* _Saved data entries_
===============

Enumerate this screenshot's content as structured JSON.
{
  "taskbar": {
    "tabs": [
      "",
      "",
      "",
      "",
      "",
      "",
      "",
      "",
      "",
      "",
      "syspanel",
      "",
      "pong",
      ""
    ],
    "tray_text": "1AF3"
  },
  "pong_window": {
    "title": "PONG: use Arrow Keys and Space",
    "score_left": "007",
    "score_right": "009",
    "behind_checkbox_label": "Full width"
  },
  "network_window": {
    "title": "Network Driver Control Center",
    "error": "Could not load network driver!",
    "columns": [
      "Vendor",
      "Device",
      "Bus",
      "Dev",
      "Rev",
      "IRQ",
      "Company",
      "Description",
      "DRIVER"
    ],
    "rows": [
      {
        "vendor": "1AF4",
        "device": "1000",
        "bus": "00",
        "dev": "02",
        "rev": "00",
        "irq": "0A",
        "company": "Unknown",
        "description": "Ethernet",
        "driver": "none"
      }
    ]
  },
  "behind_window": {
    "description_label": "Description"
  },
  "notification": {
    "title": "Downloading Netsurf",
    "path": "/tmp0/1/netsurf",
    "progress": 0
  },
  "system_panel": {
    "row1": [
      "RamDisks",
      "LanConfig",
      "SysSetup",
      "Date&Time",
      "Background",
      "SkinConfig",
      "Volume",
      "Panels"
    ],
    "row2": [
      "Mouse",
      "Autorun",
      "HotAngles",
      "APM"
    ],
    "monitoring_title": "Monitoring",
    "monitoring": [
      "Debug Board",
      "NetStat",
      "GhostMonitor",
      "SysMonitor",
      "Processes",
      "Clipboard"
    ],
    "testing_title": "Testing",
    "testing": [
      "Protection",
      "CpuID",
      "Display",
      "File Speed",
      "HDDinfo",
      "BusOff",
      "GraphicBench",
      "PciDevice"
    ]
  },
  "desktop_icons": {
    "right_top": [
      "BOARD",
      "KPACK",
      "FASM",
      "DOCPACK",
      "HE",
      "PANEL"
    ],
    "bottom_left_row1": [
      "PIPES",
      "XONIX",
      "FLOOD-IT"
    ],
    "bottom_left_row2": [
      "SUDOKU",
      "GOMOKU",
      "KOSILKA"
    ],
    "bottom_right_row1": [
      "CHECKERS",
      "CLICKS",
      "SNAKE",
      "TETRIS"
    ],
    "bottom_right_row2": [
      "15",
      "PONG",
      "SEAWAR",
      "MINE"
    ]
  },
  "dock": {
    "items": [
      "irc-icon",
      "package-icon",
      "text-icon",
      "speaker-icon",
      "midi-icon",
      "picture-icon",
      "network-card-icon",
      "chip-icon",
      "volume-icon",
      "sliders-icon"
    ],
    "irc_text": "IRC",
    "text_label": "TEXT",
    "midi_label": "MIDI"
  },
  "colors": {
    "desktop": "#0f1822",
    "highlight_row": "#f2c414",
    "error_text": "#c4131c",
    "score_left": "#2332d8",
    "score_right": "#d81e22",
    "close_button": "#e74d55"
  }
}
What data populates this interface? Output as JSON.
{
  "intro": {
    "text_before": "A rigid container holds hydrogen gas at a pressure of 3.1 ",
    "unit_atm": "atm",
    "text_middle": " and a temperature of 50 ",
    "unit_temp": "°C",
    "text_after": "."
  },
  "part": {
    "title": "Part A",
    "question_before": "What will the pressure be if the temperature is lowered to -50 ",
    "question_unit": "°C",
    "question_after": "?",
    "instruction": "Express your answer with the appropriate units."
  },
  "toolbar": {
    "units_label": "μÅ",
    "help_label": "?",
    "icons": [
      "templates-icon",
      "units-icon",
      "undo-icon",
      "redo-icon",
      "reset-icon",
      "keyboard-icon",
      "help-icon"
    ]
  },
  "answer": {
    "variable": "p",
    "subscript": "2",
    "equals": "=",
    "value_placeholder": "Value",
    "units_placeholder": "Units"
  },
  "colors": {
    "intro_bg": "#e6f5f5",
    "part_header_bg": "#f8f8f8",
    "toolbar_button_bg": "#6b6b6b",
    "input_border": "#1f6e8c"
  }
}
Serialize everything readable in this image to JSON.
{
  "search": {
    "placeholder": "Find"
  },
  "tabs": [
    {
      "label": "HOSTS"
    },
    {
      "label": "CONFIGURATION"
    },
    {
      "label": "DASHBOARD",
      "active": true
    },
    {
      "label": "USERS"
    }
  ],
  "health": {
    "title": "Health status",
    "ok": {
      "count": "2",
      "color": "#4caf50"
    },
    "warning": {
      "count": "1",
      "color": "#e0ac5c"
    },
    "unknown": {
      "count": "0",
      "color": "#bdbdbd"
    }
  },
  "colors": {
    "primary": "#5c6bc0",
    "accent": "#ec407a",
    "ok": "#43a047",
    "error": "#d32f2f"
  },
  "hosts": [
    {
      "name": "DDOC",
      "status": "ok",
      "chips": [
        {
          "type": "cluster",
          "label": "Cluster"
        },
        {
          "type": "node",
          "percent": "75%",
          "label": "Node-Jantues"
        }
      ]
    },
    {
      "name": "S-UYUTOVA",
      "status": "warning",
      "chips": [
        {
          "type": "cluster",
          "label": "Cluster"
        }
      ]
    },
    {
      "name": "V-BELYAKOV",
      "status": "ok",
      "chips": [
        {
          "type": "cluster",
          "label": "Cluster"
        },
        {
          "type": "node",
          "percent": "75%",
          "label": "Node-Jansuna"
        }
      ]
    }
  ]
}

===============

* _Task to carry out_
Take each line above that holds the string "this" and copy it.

* _Expected output_
Enumerate this screenshot's content as structured JSON.
What data populates this interface? Output as JSON.
Serialize everything readable in this image to JSON.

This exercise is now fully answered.